Mayor Martin J. Walsh, in his first address to executives from one of the city’s fastest-growing industries, said Wednesday that he would push to expand the life sciences sector in Boston but also work with other communities to fuel growth in the region.
“We are home to the best hospitals and universities,” Walsh told about 280 people jammed into the Omni Parker House ballroom for a breakfast hosted by the Massachusetts Biotechnology Council. “We have Vertex on the waterfront. We have Dana-Farber expanding in Longwood. And we need to continue that growth and expansion, not only in Boston, but in the region.”
Walsh’s tone contrasted with that of his predecessor, Thomas M. Menino, known for his aggressive Boston-first posture. Two years ago, when Cambridge considered changing zoning for several parcels near Central Square to discourage development there — including a planned expansion for Millennium Pharmaceuticals Inc. — the former mayor let Millennium know it would be welcome in Boston. (Cambridge officials ultimately decided to let the company’s expansion go forward.)
In his remarks at the MassBio event, the new mayor said the rapid growth of the life sciences cluster in Cambridge and other cities and towns benefits the entire region. He noted that Massachusetts startups drew about 20 percent of all US biomedical venture capital last year.
Walsh said he spoke with other mayors across the state Tuesday about “how do we regionally go out and attract businesses.” He added, “If it’s one of the other cities or towns that is able to grow its industry, it helps us all. It helps us all on the bottom line. So I’m going to work on that approach of what we can do as a region. I’m not going to look to Cambridge or Somerville to bring their businesses over here. I’m going to try to attract more businesses.”
But in a brief interview before the talk, he acknowledged his primary responsibility was to create jobs in Boston. Toward that end, Walsh, who took office earlier this month, said he would seek to enlarge the Innovation District on the South Boston Waterfront — a favorite project of Menino’s — but also to attract medical device manufacturing to spur employment and economic development in lower-income neighborhoods such as Roxbury and Mattapan. Walsh said he wants to enlist Roxbury Community College in that effort.
The mayor said he has begun talking with MassBio president Robert K. Coughlin, a longtime friend and former colleague in the state Legislature, about putting together a team of business and government leaders to press the medical-gear manufacturing initiative.
“I’m ready to move forward with this partnership,” Walsh told the executives. “You certainly have my commitment to work both here in Boston and in Washington, D.C., to attract funds” for medical research at biotechs and hospitals.
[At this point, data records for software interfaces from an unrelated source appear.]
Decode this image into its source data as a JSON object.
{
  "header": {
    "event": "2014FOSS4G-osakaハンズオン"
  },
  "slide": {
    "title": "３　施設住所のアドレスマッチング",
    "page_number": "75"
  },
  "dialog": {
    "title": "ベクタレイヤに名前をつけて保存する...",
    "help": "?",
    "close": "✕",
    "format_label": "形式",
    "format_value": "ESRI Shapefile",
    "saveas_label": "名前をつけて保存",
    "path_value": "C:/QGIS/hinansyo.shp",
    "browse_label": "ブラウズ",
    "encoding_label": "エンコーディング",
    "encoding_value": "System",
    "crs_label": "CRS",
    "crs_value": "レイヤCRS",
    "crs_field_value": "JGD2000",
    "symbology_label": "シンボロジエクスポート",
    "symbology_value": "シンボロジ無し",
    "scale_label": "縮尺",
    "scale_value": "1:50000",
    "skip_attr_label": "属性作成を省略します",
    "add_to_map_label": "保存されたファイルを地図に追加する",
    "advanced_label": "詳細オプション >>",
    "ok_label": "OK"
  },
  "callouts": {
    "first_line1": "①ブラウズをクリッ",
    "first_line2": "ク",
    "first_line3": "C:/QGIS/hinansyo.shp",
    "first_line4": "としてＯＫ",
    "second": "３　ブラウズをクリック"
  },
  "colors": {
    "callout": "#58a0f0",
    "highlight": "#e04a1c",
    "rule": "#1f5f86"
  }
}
Coughlin, in his introductory remarks, said Massachusetts remains the world leader in biomedical research and development, with 2 million square feet of laboratory space under construction. But he also warned that “we face competition” from states like New York and Texas, and from China, which is spending $300 billion to promote biomedical innovation.
MassBio chairman Geoff MacKay, chief executive of Canton regenerative medicine company Organogenesis Inc., said the industry faces a tougher challenge from government and private payers as state and federal government officials work to contain health costs.
“We’re making tremendous bets on science,” MacKay said. “What we need is a transparent, predictable regulatory, intellectual property, and reimbursement environment.”